While Black entertainers were allowed on the shows, I think it's important to keep in mind that during this time, what were considered acceptable roles on TV for African Americans were relegated to singers, musicians, or comedians. So even though the shows featured some of the great performers of rock and roll and rhythm and blues they still fit the stereotype of what White audiences would feel were acceptable roles for African Americans. We see this even today, with entertainers and athletes.
In terms of gender, the teen dance shows were fueled by advertising, and product placement was rampant. All of the products were geared towards inculcating a teen culture that prized heterosexual dating and emphasized physical attractiveness. And the shows also tried to reinforce traditional ideas about gender in, for example, the beauty contests and sponsored fashion shows. But race and gender were definitely interconnected and there was a distorted view, I think, of race during this time, which turned up on the shows. Behind the clothing restrictions for the girls, behind the segregation of the dancers, was a deep fear of White girls associating with Black boys. And for the girls, there was always some danger involved in their rebellion, because here they were watching, enjoying, and expressing emotions for Black dancers, Black men, Black entertainers. That could be very threatening. There was a fear they'd be crossing the color line, and that would spell their moral downfall.
Besides the activism that emerged against the segregation policies, were there any positives that arose from the creation of these shows?

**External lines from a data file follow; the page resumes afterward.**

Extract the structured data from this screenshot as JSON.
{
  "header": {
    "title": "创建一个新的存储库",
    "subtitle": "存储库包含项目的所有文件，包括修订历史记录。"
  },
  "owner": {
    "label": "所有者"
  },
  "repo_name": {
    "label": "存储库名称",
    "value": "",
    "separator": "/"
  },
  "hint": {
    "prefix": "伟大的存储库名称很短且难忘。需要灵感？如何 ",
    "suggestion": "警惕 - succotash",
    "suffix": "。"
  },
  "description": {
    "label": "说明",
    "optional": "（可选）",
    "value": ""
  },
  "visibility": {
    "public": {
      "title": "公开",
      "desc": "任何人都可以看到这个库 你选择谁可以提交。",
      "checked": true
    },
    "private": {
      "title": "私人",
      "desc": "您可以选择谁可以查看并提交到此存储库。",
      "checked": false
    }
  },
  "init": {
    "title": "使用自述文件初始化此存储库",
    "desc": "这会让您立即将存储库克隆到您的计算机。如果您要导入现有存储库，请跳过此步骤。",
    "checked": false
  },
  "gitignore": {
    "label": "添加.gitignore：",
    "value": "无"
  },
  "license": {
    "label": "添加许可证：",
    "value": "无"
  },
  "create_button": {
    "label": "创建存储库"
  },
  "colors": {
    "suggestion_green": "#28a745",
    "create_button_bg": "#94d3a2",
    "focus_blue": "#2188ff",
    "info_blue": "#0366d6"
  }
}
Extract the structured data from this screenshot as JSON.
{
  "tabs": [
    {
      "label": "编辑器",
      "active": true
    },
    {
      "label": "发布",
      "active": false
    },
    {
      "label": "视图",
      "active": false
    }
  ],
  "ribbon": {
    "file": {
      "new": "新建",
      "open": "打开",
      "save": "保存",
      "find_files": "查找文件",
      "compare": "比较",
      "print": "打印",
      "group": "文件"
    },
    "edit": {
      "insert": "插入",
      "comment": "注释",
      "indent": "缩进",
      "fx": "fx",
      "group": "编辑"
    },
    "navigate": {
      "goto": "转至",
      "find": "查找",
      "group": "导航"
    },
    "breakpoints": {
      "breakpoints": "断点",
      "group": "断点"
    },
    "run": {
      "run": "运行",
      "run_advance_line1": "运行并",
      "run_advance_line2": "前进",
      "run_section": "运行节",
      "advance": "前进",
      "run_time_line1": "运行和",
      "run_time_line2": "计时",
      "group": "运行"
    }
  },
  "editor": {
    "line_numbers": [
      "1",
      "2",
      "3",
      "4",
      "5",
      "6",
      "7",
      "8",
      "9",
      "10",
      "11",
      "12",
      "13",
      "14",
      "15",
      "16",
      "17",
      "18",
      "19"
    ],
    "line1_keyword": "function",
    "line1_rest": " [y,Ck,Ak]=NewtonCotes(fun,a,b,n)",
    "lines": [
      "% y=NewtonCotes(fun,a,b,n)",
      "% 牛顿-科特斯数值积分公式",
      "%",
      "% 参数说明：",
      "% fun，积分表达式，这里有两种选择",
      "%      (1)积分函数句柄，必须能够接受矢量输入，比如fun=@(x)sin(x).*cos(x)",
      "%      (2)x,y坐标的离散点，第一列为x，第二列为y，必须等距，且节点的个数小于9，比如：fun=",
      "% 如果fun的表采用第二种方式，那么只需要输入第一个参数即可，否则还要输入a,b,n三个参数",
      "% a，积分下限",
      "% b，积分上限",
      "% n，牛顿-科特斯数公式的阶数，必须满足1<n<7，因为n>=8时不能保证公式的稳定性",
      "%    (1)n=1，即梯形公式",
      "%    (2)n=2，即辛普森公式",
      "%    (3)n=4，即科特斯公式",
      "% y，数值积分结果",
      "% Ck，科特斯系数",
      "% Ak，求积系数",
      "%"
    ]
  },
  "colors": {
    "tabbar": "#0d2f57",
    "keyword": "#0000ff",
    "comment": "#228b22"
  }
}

Despite the segregation, I contend there was a cross-racial association, that both Black and White teenagers found spaces to copy from one another and access each other's cultures. So even when those African-American kids are dancing during the commercial breaks, they're dancing with the White kids, and White and Black kids are copying each other, and looking to each other to learn the latest dances. The local teen shows as opposed to the national shows had a little bit more leeway. Sometimes, the cameras would, in fact, pan over the studio audience that contained African American dancers. They'd never dare to do that on a national show, but they could do it locally in cities where there was a large Black population. And even on the “special guest” days, as abhorrent as that practice was, the White kids were watching the Black dancers’ moves over the airways. So that's where I think there was a kind of intermixing; there was some overlap and association between cultures and cultural styles. And all of the kids, both African American and White teenagers, were ultimately driven by their desire to dance and their expressive capabilities. They wanted to dance to rock and roll, they loved the music, and they wanted to show what they could accomplish and how talented they were. We can't underestimate that.